Cindy Cipoletti, Esq. is the executive director of LDA.  An attorney by trade, she practiced law and served as a judicial law clerk in the Pittsburgh area until moving into the nonprofit sector in 2012.

As executive director of LDA, Cindy actively pursues opportunities to provide essential education, training and advocacy resources to parents, children and adults with learning disabilities.

Cindy has helped LDA create new educational opportunities and resources for the learning disabilities community in response to COVID-19 and remote learning, and is working with LDA state affiliates to offer additional programming to help students and adults with LD be successful.

Cindy also founded a support group for parents of children on the autism spectrum and has been actively involved in the public school system as her son struggled with a learning disability and ADHD.

Cindy is passionate about helping adults and children reach their full potential and working to remove barriers that prevent disadvantaged people them from being the best version of themselves.

Monica McHale-Small, Ph.D., is an adjunct assistant professor at Temple University. She retired from public education after 27 years of service in Pennsylvania.

Monica started her career as a school psychologist but spent the last 14 years in a variety of administrative positions including, most recently, superintendent.

Dr. McHale-Small has long advocated bringing research into practice in public schools and has served as an adviser oPennsylvania’s Dyslexia Screening and Early Literacy Intervention Pilot, which supports researched-based, structured literacy instruction and intervention beginning in Kindergarten.

Dr. McHale-Small is an advocate for responsible inclusion and equity for historically underserved students including racially, culturally and linguistically diverse students and students with disabilities. She cofounded the Greater Lehigh Valley Consortium for Equity and Excellence, and currently consults with the ACLU of Pa., on the School to Prison Pipeline issues.

Monica has served on LDA  Board of Directors, the International Dyslexia Association, and the National Association of Pupil Services Administrators. She also serves her own community as a board member and volunteer advocate for Coatesville Citizens Who Seek Educational Equality.

JoAnna J. Barnes, Esq. is the parent of two young adults with learning disabilities. She has been involved with LDA since 2002 when her older child, then in 2nd grade, was struggling in school. She credits LDA for her daughter finally being identified as learning disabled in 3rd grade.

JoAnna lives in Chapel Hill, N.C., and is active with LDA of North Carolina serving on its Board of Directors and now as president. She is chair of the LDA Advocacy Committee, and one of two LDA representatives to the National Joint Committee on Learning Disabilities.

In 2015 she chaired an LDA task force on accessibility of testing accommodations for adults with LD who apply to take the high school equivalency exam. 

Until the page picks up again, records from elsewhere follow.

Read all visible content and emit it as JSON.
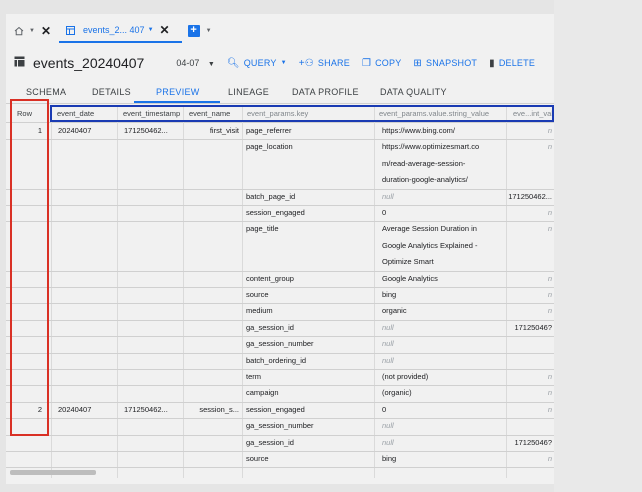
{
  "tabbar": {
    "home_icon": "home-icon",
    "tab_icon": "table-icon",
    "tab_label": "events_2... 407",
    "add_icon": "plus-icon"
  },
  "header": {
    "table_icon": "table-icon",
    "title": "events_20240407",
    "date_select": "04-07",
    "actions": [
      {
        "label": "QUERY",
        "icon": "search-icon"
      },
      {
        "label": "SHARE",
        "icon": "person-add-icon"
      },
      {
        "label": "COPY",
        "icon": "copy-icon"
      },
      {
        "label": "SNAPSHOT",
        "icon": "snapshot-icon"
      },
      {
        "label": "DELETE",
        "icon": "trash-icon"
      }
    ]
  },
  "subtabs": [
    "SCHEMA",
    "DETAILS",
    "PREVIEW",
    "LINEAGE",
    "DATA PROFILE",
    "DATA QUALITY"
  ],
  "active_subtab": "PREVIEW",
  "columns": [
    "Row",
    "event_date",
    "event_timestamp",
    "event_name",
    "event_params.key",
    "event_params.value.string_value",
    "eve...int_val"
  ],
  "rows": [
    {
      "row": "1",
      "event_date": "20240407",
      "event_timestamp": "171250462...",
      "event_name": "first_visit"
    },
    {
      "row": "2",
      "event_date": "20240407",
      "event_timestamp": "171250462...",
      "event_name": "session_s..."
    }
  ],
  "params": [
    {
      "key": "page_referrer",
      "string": [
        "https://www.bing.com/"
      ],
      "int": "n"
    },
    {
      "key": "page_location",
      "string": [
        "https://www.optimizesmart.co",
        "m/read-average-session-",
        "duration-google-analytics/"
      ],
      "int": "n"
    },
    {
      "key": "batch_page_id",
      "string": [
        "null"
      ],
      "int": "171250462..."
    },
    {
      "key": "session_engaged",
      "string": [
        "0"
      ],
      "int": "n"
    },
    {
      "key": "page_title",
      "string": [
        "Average Session Duration in",
        "Google Analytics Explained -",
        "Optimize Smart"
      ],
      "int": "n"
    },
    {
      "key": "content_group",
      "string": [
        "Google Analytics"
      ],
      "int": "n"
    },
    {
      "key": "source",
      "string": [
        "bing"
      ],
      "int": "n"
    },
    {
      "key": "medium",
      "string": [
        "organic"
      ],
      "int": "n"
    },
    {
      "key": "ga_session_id",
      "string": [
        "null"
      ],
      "int": "17125046?"
    },
    {
      "key": "ga_session_number",
      "string": [
        "null"
      ],
      "int": ""
    },
    {
      "key": "batch_ordering_id",
      "string": [
        "null"
      ],
      "int": ""
    },
    {
      "key": "term",
      "string": [
        "(not provided)"
      ],
      "int": "n"
    },
    {
      "key": "campaign",
      "string": [
        "(organic)"
      ],
      "int": "n"
    },
    {
      "key": "session_engaged",
      "string": [
        "0"
      ],
      "int": "n"
    },
    {
      "key": "ga_session_number",
      "string": [
        "null"
      ],
      "int": ""
    },
    {
      "key": "ga_session_id",
      "string": [
        "null"
      ],
      "int": "17125046?"
    },
    {
      "key": "source",
      "string": [
        "bing"
      ],
      "int": "n"
    }
  ],
  "highlight_colors": {
    "row_box": "#d93025",
    "header_box": "#1a3bb3"
  }
}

Beth McGaw is an outspoken advocate for children with learning disabilities and has been an active member in LDA for over 10 years.

Elected to the LDA Board of Directors in 2012, she currently serves on the Executive Committee as past president.

She cofounded the Atlanta-based, award-winning magazine Kids Enabled and currently works as an independent educational consultant at Launch Pad Consulting Group in Dallas, which assists families and their students with learning disabilities, attention deficit disorder, and/or autism spectrum disorders locate postsecondary options, including college, job search and residential living options.

Beth also volunteers for LaunchAbility, a nonprofit that offers supportive employment services for individuals with intellectual disabilities.

Beth and her husband have three adult sons, one diagnosed with learning disabilities as a young child. They enjoy adventurous vacations with their family to stay connected.